There’s been a lot of talk lately about internal and external agencies working together. And I’m all for it. In fact, I recently published a paper through Harvard Business School entitled “Build It, Buy It or Both.” The piece details the evolution of the in-house model, featuring two case stories on internal and external teams that have cracked the code on collaboration. Here are five take-aways for arriving at more-collaborative constructs:
The first is Alignment—ensuring that both internal and external agencies are fully aligned around a common purpose and that the relationship is set-up in such a way that both groups are moving toward a shared objective.
Second is Clarity. This is about making sure that individual roles and responsibilities are clearly communicated and understood, enabling participants within each agency to recognize what should be communicated from one to the other—and that communication flows both ways.

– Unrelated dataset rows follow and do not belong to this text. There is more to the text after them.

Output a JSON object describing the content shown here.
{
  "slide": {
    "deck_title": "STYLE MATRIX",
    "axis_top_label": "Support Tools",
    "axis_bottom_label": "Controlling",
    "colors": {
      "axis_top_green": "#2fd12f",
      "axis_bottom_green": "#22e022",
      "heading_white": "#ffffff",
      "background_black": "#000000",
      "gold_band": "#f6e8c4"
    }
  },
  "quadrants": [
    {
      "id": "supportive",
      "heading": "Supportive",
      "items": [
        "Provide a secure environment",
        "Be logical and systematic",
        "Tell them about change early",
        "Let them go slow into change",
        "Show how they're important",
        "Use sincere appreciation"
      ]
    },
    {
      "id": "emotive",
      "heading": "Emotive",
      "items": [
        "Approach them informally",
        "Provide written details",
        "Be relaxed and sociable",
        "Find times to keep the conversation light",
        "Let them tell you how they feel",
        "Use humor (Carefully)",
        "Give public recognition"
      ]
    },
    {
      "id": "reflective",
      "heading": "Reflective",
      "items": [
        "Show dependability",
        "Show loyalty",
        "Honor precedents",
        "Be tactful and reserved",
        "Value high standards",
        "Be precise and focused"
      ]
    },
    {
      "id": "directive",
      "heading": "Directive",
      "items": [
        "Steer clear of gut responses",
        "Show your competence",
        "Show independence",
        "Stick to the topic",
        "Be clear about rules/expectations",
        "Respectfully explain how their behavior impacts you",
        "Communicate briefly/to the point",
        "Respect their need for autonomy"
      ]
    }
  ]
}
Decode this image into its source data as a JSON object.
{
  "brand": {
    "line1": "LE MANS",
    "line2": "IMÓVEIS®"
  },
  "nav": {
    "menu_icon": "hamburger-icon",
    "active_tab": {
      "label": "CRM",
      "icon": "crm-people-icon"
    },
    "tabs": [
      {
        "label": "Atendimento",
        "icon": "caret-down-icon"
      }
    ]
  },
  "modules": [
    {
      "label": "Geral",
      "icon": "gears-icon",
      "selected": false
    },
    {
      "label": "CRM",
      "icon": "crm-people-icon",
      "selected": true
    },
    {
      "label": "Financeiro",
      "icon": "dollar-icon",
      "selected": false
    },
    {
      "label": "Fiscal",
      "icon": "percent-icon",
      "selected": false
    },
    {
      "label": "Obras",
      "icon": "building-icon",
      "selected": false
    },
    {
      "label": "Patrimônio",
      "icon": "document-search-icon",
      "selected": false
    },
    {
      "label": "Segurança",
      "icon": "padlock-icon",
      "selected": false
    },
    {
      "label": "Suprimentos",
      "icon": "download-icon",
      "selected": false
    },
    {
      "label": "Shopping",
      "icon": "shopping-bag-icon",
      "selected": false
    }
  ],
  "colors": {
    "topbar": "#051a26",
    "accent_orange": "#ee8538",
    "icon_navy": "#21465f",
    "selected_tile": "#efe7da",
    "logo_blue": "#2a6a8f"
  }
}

Next up is Streamlined Operations—so the combined team is optimally organized to evolve shared, streamlined operating practices and a disciplined approach to work that enables efficient decision-making and integrated implementation.
Fourth is Mutual Support. This happens when the employees of the internal agency and the employees of the external agency willingly share ideas, insight and resources with one another, for a level of mutual support that enables individual and team performance.

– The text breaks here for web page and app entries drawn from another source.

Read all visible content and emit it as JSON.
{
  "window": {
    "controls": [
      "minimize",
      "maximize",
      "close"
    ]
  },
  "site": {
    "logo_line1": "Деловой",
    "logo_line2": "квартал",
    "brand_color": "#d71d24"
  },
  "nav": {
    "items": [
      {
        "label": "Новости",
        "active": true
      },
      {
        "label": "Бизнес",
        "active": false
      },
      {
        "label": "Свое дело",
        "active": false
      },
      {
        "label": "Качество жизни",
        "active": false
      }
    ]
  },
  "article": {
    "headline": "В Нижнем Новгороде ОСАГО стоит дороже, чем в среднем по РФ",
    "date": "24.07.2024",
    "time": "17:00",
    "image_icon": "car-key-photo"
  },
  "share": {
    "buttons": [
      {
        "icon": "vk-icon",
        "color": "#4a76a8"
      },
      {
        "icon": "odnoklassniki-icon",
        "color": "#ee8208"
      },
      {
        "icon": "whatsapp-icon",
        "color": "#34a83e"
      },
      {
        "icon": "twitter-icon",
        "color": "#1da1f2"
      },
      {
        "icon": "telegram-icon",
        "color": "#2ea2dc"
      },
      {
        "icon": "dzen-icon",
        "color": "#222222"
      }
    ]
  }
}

And finally, Leadership—the combined team is effectively guided, motivated and inspired by skilled, centralized leadership that fosters a culture of performance, partnership and accountability.
I cannot emphasize the last point nearly enough. In the absence of solid leadership, internal/external agency pairs struggle. They may have the parts and pieces needed to collaborate successfully, but they don’t have a skilled quarterback. And without someone in that position, they have a much harder time moving the ball down the field.

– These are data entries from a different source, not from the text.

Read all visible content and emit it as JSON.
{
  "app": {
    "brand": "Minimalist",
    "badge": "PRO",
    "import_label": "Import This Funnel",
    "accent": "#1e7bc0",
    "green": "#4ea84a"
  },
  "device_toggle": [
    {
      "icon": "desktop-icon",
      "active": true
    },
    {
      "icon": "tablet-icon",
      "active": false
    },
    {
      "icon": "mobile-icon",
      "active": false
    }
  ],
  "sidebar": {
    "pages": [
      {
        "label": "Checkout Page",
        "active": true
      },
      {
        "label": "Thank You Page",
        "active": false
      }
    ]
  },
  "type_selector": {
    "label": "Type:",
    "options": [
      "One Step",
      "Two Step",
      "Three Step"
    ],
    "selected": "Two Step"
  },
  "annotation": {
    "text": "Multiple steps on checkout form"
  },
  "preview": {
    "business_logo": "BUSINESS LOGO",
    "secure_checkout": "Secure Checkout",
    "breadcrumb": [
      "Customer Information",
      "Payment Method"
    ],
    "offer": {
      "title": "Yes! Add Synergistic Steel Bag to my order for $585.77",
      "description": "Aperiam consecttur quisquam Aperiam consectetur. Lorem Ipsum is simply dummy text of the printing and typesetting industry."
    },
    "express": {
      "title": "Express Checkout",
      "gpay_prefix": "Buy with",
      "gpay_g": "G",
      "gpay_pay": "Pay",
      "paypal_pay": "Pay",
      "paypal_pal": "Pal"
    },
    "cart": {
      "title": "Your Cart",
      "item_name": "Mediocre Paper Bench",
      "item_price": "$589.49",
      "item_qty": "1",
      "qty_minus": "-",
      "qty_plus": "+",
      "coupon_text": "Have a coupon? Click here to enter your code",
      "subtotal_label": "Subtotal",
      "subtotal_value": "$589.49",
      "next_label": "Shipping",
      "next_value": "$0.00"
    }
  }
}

Many companies are adopting hybrid policies where they mix and match internal and external resources to deliver the customized bundle of services they require. Arriving at the right mix of talent and services to produce relevant, resonant communications campaigns requires all of us as marketers to take another look at how we’re staffing and sourcing advertising—essentially what to build and what to buy.
UPDATE: I’m delighted to note that the above-mentioned article was published in the February 2016 issue of the International Journal of Marketing Studies, http://bit.ly/Stiglin.